## Task
Each line of the entries below that holds "screenshot" is needed, copied in full.

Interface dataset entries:
________________
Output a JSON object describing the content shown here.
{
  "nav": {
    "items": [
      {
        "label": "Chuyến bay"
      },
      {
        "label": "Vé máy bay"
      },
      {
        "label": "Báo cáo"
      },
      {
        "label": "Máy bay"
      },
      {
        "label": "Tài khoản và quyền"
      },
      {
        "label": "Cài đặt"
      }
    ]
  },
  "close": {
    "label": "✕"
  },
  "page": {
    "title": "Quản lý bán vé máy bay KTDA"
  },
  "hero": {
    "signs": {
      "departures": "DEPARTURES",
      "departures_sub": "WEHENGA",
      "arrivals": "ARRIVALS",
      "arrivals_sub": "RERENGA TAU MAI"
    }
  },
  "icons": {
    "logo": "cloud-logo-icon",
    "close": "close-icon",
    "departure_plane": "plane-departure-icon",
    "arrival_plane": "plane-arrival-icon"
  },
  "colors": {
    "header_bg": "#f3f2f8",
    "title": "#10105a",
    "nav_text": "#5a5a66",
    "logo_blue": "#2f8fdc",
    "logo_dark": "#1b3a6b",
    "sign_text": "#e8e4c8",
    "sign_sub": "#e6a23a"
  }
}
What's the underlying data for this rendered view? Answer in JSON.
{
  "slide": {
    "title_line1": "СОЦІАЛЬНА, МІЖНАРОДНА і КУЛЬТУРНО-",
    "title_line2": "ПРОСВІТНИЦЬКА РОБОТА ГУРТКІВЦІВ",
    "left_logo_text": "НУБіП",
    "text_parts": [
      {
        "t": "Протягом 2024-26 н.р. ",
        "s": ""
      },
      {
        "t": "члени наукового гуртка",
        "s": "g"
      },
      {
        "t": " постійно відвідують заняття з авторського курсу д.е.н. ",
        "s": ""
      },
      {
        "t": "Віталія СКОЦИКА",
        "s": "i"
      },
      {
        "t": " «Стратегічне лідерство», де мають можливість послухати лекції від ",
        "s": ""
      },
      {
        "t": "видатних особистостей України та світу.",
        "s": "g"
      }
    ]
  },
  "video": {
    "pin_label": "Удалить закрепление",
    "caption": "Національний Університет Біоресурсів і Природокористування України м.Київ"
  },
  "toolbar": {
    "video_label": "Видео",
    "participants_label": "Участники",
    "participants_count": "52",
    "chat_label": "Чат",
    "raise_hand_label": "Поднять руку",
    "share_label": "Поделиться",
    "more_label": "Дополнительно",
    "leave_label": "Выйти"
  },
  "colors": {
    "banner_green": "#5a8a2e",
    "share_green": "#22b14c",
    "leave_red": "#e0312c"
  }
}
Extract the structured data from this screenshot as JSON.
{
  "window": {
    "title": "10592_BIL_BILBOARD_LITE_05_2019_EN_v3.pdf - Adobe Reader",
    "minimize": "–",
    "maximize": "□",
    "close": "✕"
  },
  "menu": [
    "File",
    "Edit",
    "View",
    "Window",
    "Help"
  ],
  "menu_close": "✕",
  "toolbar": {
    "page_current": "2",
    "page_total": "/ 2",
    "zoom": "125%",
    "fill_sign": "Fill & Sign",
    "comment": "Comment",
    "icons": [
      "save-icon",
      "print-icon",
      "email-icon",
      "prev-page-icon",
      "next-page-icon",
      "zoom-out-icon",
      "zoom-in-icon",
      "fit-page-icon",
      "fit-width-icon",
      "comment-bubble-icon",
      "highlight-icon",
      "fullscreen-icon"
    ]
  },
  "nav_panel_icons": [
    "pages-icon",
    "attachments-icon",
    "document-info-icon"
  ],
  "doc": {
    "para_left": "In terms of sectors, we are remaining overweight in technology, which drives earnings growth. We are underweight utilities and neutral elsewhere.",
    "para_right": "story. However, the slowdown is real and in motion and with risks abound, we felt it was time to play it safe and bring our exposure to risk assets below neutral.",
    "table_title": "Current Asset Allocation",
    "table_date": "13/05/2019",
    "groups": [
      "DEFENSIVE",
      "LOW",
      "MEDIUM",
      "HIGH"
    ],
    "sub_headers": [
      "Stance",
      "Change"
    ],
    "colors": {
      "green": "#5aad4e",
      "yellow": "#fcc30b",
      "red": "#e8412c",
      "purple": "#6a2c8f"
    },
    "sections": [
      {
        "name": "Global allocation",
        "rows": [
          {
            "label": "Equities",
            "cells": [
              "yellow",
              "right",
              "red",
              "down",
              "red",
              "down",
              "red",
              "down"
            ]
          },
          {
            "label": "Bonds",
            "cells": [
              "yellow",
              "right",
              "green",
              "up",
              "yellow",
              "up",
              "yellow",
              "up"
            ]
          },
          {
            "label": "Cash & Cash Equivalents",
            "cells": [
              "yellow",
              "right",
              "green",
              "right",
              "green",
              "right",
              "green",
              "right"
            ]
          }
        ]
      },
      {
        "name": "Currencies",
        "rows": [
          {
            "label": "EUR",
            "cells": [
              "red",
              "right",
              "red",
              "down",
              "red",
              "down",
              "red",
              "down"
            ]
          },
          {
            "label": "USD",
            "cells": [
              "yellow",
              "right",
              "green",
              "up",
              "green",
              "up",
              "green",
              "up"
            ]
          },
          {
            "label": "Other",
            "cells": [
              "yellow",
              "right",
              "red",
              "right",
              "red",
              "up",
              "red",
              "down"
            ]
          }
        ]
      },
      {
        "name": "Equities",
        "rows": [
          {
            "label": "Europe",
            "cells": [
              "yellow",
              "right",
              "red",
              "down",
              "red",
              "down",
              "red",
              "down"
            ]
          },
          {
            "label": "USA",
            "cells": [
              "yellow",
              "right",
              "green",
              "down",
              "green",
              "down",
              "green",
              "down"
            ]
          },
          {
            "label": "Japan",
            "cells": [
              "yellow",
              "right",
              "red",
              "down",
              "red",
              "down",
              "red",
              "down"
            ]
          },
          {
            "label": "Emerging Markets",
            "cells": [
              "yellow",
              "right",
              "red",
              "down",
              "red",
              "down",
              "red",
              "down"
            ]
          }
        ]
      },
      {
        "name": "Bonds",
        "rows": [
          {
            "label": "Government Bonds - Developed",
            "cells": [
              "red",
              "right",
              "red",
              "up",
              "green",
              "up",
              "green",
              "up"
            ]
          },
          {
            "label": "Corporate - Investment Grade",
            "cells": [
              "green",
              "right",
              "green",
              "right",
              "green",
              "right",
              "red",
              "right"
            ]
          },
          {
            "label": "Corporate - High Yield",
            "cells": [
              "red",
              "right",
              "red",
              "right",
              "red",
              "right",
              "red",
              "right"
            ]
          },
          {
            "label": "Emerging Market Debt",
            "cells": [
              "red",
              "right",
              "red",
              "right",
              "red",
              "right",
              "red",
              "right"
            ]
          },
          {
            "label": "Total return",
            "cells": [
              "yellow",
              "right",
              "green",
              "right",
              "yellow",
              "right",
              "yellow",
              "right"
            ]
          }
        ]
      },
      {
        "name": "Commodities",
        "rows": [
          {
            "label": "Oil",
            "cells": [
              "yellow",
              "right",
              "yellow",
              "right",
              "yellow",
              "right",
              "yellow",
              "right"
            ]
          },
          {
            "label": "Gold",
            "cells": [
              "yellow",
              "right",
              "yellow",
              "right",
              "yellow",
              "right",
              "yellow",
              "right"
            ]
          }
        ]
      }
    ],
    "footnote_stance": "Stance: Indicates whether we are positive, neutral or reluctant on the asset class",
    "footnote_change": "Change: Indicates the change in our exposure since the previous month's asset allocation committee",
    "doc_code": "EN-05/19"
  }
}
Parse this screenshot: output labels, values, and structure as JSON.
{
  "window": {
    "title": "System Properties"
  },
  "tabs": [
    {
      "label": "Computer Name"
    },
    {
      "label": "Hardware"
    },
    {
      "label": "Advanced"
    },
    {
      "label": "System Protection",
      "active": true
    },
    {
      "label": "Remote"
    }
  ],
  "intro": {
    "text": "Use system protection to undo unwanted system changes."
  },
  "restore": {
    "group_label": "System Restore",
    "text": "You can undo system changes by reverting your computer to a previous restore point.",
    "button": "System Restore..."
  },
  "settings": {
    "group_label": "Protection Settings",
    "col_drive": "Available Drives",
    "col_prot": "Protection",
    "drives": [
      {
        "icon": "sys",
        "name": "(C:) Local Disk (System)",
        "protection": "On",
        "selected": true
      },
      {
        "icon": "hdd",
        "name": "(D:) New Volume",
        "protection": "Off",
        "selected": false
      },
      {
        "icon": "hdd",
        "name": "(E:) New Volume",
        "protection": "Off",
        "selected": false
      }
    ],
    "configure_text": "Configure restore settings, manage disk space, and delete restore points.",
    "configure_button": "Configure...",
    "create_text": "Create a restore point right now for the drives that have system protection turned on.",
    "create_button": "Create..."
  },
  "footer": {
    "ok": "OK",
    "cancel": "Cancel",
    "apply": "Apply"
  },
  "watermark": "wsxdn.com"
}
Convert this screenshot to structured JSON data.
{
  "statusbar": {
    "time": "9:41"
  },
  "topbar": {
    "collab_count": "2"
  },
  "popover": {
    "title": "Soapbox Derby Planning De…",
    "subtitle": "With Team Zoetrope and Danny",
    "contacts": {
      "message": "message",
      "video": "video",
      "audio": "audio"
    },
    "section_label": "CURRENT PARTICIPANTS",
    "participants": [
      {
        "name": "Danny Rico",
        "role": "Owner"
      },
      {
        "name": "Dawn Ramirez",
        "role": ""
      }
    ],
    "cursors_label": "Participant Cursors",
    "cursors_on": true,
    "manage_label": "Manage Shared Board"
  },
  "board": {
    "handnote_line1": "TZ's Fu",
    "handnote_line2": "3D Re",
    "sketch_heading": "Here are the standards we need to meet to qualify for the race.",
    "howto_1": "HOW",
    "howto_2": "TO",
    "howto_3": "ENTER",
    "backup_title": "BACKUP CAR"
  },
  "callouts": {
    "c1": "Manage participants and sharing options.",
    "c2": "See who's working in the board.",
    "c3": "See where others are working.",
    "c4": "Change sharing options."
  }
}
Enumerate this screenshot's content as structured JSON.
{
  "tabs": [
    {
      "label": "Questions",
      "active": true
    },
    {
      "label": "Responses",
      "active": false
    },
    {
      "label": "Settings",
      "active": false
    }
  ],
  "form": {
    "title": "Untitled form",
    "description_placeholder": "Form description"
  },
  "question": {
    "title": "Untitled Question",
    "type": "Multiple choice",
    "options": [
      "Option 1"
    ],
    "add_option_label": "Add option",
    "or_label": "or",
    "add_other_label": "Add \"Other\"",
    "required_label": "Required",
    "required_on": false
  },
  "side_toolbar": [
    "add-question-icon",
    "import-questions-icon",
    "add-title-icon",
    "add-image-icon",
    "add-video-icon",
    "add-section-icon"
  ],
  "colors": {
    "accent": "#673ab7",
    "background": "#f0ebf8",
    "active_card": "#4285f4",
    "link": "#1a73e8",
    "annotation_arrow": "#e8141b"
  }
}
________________
## Problem solution
Extract the structured data from this screenshot as JSON.
Parse this screenshot: output labels, values, and structure as JSON.
Convert this screenshot to structured JSON data.
Enumerate this screenshot's content as structured JSON.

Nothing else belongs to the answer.